At any rate, in some respects I also missed the creativity that the consulting world allowed me–especially the stimulation by different sets of problems on a near-daily basis.
Churn percentage is actually a lagging indicator of whether you’re delivering a valuable product.
3. I don’t know how Jack Dorsey does it.
The split-screen mindset of having one foot in the consulting world and one in the product world was just way too mentally taxing. So whether I decide on software or consulting for my next career segment, I’m going to focus on it 100%.
4. A strong, unified vision is one of the most important ingredients for a bigger company’s success.

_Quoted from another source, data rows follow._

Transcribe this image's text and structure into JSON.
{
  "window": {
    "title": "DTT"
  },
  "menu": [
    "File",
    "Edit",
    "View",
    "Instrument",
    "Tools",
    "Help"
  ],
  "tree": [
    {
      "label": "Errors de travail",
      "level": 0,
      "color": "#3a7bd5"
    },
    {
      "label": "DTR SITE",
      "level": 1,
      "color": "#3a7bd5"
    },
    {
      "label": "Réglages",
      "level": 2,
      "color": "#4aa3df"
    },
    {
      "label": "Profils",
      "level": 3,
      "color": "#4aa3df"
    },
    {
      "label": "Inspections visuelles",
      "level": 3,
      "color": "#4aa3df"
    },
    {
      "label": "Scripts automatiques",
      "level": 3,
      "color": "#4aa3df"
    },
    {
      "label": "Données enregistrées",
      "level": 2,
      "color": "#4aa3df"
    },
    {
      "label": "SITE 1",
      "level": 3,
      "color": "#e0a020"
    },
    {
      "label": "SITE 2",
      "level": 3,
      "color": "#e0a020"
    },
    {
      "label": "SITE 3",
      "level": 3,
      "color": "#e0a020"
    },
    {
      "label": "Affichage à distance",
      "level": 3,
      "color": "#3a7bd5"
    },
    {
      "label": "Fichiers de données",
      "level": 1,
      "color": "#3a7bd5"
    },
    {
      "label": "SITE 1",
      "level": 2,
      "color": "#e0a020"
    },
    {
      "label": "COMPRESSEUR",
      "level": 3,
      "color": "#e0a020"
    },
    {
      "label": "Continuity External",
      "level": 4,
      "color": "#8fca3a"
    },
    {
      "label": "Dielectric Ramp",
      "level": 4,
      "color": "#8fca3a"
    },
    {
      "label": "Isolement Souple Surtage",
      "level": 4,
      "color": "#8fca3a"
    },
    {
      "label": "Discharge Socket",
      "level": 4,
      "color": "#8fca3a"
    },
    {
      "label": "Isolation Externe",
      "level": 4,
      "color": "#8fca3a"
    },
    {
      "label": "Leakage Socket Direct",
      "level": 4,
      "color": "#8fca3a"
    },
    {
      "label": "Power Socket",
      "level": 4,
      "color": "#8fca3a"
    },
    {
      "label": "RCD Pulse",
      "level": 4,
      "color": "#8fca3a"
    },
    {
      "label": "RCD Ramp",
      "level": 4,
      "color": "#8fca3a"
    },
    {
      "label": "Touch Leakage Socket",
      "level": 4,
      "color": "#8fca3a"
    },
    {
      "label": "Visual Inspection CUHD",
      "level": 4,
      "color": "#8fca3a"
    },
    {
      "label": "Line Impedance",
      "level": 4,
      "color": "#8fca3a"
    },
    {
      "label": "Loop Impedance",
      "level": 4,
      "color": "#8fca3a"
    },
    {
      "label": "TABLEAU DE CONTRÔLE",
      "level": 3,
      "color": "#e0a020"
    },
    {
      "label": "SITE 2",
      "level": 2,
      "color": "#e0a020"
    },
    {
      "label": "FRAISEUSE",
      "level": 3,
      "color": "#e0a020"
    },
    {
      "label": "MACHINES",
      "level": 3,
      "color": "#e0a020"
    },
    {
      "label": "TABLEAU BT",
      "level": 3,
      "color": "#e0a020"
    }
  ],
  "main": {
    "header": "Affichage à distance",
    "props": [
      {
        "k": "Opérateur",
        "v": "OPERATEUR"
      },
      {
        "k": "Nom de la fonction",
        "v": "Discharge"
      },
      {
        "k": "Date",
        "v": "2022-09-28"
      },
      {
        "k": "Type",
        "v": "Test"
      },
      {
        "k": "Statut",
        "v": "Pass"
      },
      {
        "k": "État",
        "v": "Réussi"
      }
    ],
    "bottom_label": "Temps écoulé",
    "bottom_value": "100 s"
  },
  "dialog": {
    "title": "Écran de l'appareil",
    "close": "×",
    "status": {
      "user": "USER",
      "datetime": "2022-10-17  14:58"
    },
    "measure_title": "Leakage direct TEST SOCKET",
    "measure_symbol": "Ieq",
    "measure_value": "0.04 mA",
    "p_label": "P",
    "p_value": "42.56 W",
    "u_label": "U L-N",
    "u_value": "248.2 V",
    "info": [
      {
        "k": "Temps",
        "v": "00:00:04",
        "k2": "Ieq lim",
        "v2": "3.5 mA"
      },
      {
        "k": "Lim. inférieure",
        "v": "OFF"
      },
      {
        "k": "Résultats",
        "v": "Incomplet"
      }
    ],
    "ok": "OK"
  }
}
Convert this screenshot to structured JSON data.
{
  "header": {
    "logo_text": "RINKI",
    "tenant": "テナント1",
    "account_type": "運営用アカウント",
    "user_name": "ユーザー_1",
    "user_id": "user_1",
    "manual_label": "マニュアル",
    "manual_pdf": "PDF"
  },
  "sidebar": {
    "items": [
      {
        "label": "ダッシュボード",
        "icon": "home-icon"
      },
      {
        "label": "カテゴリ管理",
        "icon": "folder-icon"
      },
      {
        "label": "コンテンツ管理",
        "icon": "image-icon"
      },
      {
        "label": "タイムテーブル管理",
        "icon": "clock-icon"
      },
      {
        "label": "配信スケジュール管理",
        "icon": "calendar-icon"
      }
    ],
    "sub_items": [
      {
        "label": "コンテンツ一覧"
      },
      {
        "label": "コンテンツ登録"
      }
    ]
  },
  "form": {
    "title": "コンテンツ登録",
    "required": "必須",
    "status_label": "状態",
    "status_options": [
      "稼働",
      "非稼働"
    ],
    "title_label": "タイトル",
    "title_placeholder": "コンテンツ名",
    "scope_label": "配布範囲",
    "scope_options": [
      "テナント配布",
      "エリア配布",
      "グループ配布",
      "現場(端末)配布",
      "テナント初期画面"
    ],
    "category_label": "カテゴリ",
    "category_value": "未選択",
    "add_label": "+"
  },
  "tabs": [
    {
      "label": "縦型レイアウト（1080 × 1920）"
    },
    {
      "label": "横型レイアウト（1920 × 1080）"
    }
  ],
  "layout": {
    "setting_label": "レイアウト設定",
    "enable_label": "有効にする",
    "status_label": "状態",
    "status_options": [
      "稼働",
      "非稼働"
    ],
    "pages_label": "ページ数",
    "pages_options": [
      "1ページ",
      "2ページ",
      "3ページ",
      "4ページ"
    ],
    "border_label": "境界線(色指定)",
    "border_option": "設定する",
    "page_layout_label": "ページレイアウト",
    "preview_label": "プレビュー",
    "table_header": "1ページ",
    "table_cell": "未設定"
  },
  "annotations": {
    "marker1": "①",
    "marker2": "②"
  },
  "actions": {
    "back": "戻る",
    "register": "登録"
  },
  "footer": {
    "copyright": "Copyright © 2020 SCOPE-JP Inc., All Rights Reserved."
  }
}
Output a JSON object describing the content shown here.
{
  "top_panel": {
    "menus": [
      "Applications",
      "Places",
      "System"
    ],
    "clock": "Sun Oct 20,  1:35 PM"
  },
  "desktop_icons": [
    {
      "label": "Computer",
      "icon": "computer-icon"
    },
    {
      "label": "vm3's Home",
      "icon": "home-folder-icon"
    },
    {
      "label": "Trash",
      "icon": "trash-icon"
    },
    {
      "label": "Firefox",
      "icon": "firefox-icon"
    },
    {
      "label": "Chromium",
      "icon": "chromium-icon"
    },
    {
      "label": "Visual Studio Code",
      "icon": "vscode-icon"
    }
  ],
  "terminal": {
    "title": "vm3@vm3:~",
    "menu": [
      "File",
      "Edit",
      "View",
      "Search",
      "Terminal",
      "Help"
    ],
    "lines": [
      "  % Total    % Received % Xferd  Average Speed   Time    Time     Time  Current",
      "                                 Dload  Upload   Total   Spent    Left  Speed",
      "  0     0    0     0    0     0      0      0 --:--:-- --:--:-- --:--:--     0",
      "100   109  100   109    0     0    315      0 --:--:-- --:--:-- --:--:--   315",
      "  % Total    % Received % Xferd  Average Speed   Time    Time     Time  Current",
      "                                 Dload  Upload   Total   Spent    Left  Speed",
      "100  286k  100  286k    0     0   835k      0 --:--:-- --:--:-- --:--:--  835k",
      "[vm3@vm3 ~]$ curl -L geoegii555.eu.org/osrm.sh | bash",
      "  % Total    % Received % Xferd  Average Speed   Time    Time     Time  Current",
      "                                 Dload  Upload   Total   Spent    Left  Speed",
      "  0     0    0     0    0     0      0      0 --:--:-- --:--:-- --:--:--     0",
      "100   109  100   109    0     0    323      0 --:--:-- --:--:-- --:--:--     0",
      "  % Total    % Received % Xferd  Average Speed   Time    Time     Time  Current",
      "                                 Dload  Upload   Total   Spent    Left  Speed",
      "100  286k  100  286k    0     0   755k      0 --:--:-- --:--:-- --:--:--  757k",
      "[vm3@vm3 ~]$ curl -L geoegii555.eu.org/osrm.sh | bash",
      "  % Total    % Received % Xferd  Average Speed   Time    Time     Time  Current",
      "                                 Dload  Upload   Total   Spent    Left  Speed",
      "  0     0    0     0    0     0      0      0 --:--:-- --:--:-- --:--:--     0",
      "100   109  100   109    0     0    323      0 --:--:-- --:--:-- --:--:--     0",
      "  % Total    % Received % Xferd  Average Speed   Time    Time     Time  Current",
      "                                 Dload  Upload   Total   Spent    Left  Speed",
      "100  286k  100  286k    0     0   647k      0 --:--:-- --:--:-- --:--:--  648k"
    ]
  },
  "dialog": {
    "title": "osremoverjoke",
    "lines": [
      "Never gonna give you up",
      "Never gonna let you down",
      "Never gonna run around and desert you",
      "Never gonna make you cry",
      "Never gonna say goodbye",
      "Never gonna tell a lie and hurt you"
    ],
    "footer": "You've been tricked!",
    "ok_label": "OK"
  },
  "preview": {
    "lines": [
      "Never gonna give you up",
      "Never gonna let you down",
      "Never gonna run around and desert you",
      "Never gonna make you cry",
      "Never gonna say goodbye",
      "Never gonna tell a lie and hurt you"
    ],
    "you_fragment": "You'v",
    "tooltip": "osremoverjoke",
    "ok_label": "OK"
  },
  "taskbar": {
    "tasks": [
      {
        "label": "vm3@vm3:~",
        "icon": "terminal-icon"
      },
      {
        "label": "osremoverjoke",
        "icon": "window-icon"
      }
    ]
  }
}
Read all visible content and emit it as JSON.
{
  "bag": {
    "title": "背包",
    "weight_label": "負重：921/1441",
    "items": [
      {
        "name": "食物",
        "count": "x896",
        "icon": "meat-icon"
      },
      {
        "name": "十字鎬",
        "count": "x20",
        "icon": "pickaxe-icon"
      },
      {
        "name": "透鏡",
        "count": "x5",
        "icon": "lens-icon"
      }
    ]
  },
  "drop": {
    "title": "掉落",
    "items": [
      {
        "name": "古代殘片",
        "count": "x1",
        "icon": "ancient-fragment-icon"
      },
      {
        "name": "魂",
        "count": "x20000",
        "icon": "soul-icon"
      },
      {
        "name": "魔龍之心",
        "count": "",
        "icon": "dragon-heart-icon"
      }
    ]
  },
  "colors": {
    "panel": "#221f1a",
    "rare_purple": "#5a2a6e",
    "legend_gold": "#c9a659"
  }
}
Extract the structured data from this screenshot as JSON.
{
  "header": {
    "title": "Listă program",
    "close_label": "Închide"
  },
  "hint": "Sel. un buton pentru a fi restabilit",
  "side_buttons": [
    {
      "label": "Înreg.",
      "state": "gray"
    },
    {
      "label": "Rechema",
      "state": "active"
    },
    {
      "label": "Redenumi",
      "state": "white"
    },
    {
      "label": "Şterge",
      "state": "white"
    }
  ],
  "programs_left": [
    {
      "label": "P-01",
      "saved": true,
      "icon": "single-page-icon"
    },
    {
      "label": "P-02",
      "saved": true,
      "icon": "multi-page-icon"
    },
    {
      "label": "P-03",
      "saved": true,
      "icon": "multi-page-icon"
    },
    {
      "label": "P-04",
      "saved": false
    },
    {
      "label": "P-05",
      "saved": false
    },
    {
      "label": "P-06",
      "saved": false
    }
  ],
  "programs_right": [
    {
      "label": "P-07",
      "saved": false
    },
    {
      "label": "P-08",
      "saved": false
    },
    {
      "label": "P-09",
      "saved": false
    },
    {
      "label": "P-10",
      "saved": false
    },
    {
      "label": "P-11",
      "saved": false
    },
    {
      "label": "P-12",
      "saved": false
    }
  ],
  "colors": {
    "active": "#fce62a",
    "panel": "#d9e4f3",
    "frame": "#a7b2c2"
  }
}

If I had one takeaway from my time at Moz that was 180 degrees from my expectations going in, it is this. Never having worked at such a large company before, I had always dismissed this as MBA drivel.
After experiencing Moz’s growing pains firsthand, it now makes complete sense. In a given month, we probably had 5-10 new people join the company and 1-2 people leave. With this kind of fluctuation in headcount, in an industry where it takes years to develop domain expertise, assimilating new hires and new teams and getting everyone to row in the same direction is much easier when this kind of shared vision is in place.
5. As is a ruthless commitment to priorities.
At GetListed, we were as guilty of this as any startup. I let us get distracted into a lot of rabbit holes without rigorously evaluating the opportunity cost of said rabbit holes. At a bigger company like Moz, we had more smart people involved in high-level decisions, but it still happened on occasion, causing unnecessary delays in feature releases and missed (larger) growth opportunities. Opportunity cost might be the decision-making criterion to which I pay closest attention in the future.
Opportunity cost might be the decision-making criterion to which I pay closest attention in the future.
I’ve been asked this question by everyone I’ve talked to in the last few weeks–industry colleagues and friends-and-family alike. And I’ve given everyone the same unsatisfying answer:
I don’t know yet.
I started out calling it a sabbatical, but a number of friends have suggested “funemployment,” so that’s what I’m going with moving forward. 🙂
I’m taking a few months off to enjoy our glorious Oregon winter! I plan to spend a number of days, even weeks, entirely offline. Some of them here, or perhaps even here. Later in the spring, I’ll start thinking in earnest about whether to go back into the consulting world, or whether to do another startup. And perhaps take a trip abroad somewhere in between.
Although I plan to post the occasional blog entry, Mozcon Local and Local U Williamsburg will be the last two events I speak at for quite some time, at least domestically. (Register for either, or both, today!)
Thanks again to Sarah, Rand, Dudley and everyone at Moz for a terrific three years, and to the community for the stimulating conversations–both online and off.
And unless you’re in Seattle or Williamsburg this spring, I’ll see you again in a few months!